A Punk Handbill for the Twenty-first Century with SVG

Making fliers for my high school punk bands is probably the first step I took on the path to becoming a web developer. Since it was the early two thousands I pieced together a working knowledge of photoshop instead of cutting up my parent's magazines. I really enjoyed being self sufficient so when it came time to make the bands' websites I struggled through figuring that out as well.

It's been a while since I've booked a show, but I couldn't pass up the opportunity when Dangers said they were looking for help with east coast dates. Since it had also been a while since I'd made my own flyer I wanted to try out a technique I'd been contemplating for a while: animated handbills made with SVG.

 

You can grab the embed code here:

In sci-fi movies animated advertisements are loud and obnoxious, but I wanted to try a subtler effect for my first attempt at this technique. After mulling the idea over with my lovely fiancè, Hannah, she helped me figure out a design that would work and generously drew up the antlers since I can't illustrate my way out of a wet paper bag. The layering of the transparent antlers being both “below” and “above” the color pulsating band names was something that came out of our brainstorming.

It took a good amount of guessing and checking, but thanks to codepen (where you can check out the unminified, unprocessed code) that process was made much quicker.

Sure, the animation could have been done with a GIF, but I think SVG offers some serious advantages:

Selectable text

While it might have been slightly more performant to convert the text to outlines I decided to go with SVG <text> as demonstrated in Chris Coyier's article on the technique. While it did increase the overall size, I'm not sweating it as the entire thing is ≈70K over the wire. The real bonus of doing this is that someone can copy the info right off of the flyer in to their calender or a social platform.

Responsiveness

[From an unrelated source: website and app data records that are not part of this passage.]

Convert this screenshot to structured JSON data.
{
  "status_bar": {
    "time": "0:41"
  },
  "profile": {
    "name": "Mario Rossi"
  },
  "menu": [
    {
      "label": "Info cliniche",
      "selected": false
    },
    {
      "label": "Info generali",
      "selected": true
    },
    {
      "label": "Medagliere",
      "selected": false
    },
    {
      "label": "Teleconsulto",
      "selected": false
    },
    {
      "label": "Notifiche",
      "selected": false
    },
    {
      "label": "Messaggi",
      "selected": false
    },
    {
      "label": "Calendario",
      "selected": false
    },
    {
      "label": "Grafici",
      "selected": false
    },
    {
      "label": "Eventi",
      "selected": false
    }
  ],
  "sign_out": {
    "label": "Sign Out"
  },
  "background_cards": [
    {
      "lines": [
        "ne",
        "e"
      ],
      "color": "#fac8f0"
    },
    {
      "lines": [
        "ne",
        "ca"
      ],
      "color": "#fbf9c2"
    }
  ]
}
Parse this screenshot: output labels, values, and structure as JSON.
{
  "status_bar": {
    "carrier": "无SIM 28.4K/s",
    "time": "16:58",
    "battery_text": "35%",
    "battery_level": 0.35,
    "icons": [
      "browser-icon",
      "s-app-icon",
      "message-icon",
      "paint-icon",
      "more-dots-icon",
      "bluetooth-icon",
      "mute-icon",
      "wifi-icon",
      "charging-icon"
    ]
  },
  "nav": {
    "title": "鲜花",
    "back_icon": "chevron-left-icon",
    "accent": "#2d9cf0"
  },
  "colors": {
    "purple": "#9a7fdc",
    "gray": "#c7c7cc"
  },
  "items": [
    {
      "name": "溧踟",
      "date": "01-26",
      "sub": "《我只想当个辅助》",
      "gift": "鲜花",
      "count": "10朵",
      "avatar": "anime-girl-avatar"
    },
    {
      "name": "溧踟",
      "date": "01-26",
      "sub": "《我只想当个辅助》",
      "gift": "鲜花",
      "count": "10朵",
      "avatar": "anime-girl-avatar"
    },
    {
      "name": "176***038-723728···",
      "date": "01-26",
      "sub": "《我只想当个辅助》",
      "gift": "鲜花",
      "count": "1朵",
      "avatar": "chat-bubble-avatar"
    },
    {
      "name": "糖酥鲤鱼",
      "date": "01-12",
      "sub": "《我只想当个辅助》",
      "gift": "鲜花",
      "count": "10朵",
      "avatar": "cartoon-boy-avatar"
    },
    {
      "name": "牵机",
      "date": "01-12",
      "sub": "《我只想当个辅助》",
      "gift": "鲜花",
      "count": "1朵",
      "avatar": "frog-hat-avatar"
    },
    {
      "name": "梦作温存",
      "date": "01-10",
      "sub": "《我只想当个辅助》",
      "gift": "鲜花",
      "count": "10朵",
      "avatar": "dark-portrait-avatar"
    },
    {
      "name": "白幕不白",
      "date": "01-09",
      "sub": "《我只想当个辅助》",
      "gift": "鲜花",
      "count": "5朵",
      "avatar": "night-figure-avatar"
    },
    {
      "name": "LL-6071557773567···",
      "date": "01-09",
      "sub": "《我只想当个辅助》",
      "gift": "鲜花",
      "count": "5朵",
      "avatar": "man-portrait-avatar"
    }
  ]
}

I had read about Media Queries Within SVG, but never had a real world need to try them out until now. The handbill's details (location, date...) are larger when the handbill renders smaller so that they'll be legible on small screens and smaller when the handbill renders larger so they have more room to breathe.

.details {
  transform: matrix(1.3, 0, 0, 1.3, 243, 419);

  @media screen and (min-width: 50em) {
    transform: matrix(1, 0, 0, 1, 253, 459);
  }
}

An interesting quirk I found is that SVG won't rerender when the window resizes, you need to do a full refresh to see the result. Hit me up if I'm wrong or you know a way around this.

Flexibility

I wrote up a little chunk of Sass to power the animation so that I could quickly change the number of gradient panels and the length of the entire animation.

$gradient-total: 3;
$gradient-time: 5s;
$gradient-total-time: $gradient-total * $gradient-time;

%gradient {
  animation: opacity $gradient-total-time infinite;
}

@for $i from 1 through $gradient-total {
  $index: $i - 1;

  .gradient--#{$i} {
    @extend %gradient;
    @if $index > 0 {
      animation-delay: $index * $gradient-time;
    }
  };
};

Downsides

There's really not that many places you can share this. I knew Facebook and Twitter wouldn't play nice with something like this, but I was disheartened to find that even Tumblr mangles the iframe embed beyond repair. For now this solution will only work if you run your own blog or have access to the source code for your web page.

At the moment, this is barely more than a proof of concept. I'd love to see what people do with the concept (especially those with actual design and illustration chops). Try out the embed code and let me know if and where it works!